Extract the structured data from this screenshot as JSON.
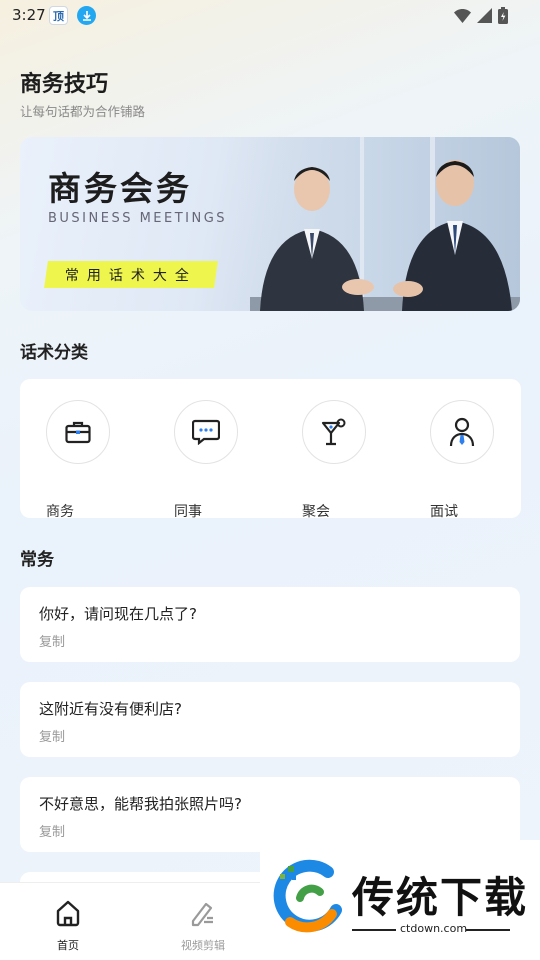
{
  "status_bar": {
    "time": "3:27",
    "app_icon_1": "顶",
    "app_icon_2": "download-arrow-icon",
    "right_icons": [
      "wifi-icon",
      "signal-icon",
      "battery-charging-icon"
    ]
  },
  "header": {
    "title": "商务技巧",
    "subtitle": "让每句话都为合作铺路"
  },
  "banner": {
    "title": "商务会务",
    "subtitle_en": "BUSINESS MEETINGS",
    "tag": "常用话术大全"
  },
  "categories": {
    "title": "话术分类",
    "items": [
      {
        "label": "商务",
        "icon": "briefcase-icon"
      },
      {
        "label": "同事",
        "icon": "chat-bubble-icon"
      },
      {
        "label": "聚会",
        "icon": "cocktail-icon"
      },
      {
        "label": "面试",
        "icon": "person-tie-icon"
      }
    ]
  },
  "phrases": {
    "title": "常务",
    "items": [
      {
        "text": "你好，请问现在几点了?",
        "action": "复制"
      },
      {
        "text": "这附近有没有便利店?",
        "action": "复制"
      },
      {
        "text": "不好意思，能帮我拍张照片吗?",
        "action": "复制"
      }
    ]
  },
  "tab_bar": {
    "tabs": [
      {
        "label": "首页",
        "icon": "home-icon",
        "active": true
      },
      {
        "label": "视频剪辑",
        "icon": "edit-pen-icon",
        "active": false
      }
    ]
  },
  "watermark": {
    "text": "传统下载",
    "url": "ctdown.com"
  },
  "colors": {
    "accent_yellow": "#eef54c",
    "active_tab": "#222222",
    "inactive_tab": "#999999",
    "logo_blue": "#1e88e5",
    "logo_green": "#43a047",
    "logo_orange": "#fb8c00"
  }
}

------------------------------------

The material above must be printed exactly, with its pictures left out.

Task result –
Extract the structured data from this screenshot as JSON.
{
  "status_bar": {
    "time": "3:27",
    "app_icon_1": "顶",
    "app_icon_2": "download-arrow-icon",
    "right_icons": [
      "wifi-icon",
      "signal-icon",
      "battery-charging-icon"
    ]
  },
  "header": {
    "title": "商务技巧",
    "subtitle": "让每句话都为合作铺路"
  },
  "banner": {
    "title": "商务会务",
    "subtitle_en": "BUSINESS MEETINGS",
    "tag": "常用话术大全"
  },
  "categories": {
    "title": "话术分类",
    "items": [
      {
        "label": "商务",
        "icon": "briefcase-icon"
      },
      {
        "label": "同事",
        "icon": "chat-bubble-icon"
      },
      {
        "label": "聚会",
        "icon": "cocktail-icon"
      },
      {
        "label": "面试",
        "icon": "person-tie-icon"
      }
    ]
  },
  "phrases": {
    "title": "常务",
    "items": [
      {
        "text": "你好，请问现在几点了?",
        "action": "复制"
      },
      {
        "text": "这附近有没有便利店?",
        "action": "复制"
      },
      {
        "text": "不好意思，能帮我拍张照片吗?",
        "action": "复制"
      }
    ]
  },
  "tab_bar": {
    "tabs": [
      {
        "label": "首页",
        "icon": "home-icon",
        "active": true
      },
      {
        "label": "视频剪辑",
        "icon": "edit-pen-icon",
        "active": false
      }
    ]
  },
  "watermark": {
    "text": "传统下载",
    "url": "ctdown.com"
  },
  "colors": {
    "accent_yellow": "#eef54c",
    "active_tab": "#222222",
    "inactive_tab": "#999999",
    "logo_blue": "#1e88e5",
    "logo_green": "#43a047",
    "logo_orange": "#fb8c00"
  }
}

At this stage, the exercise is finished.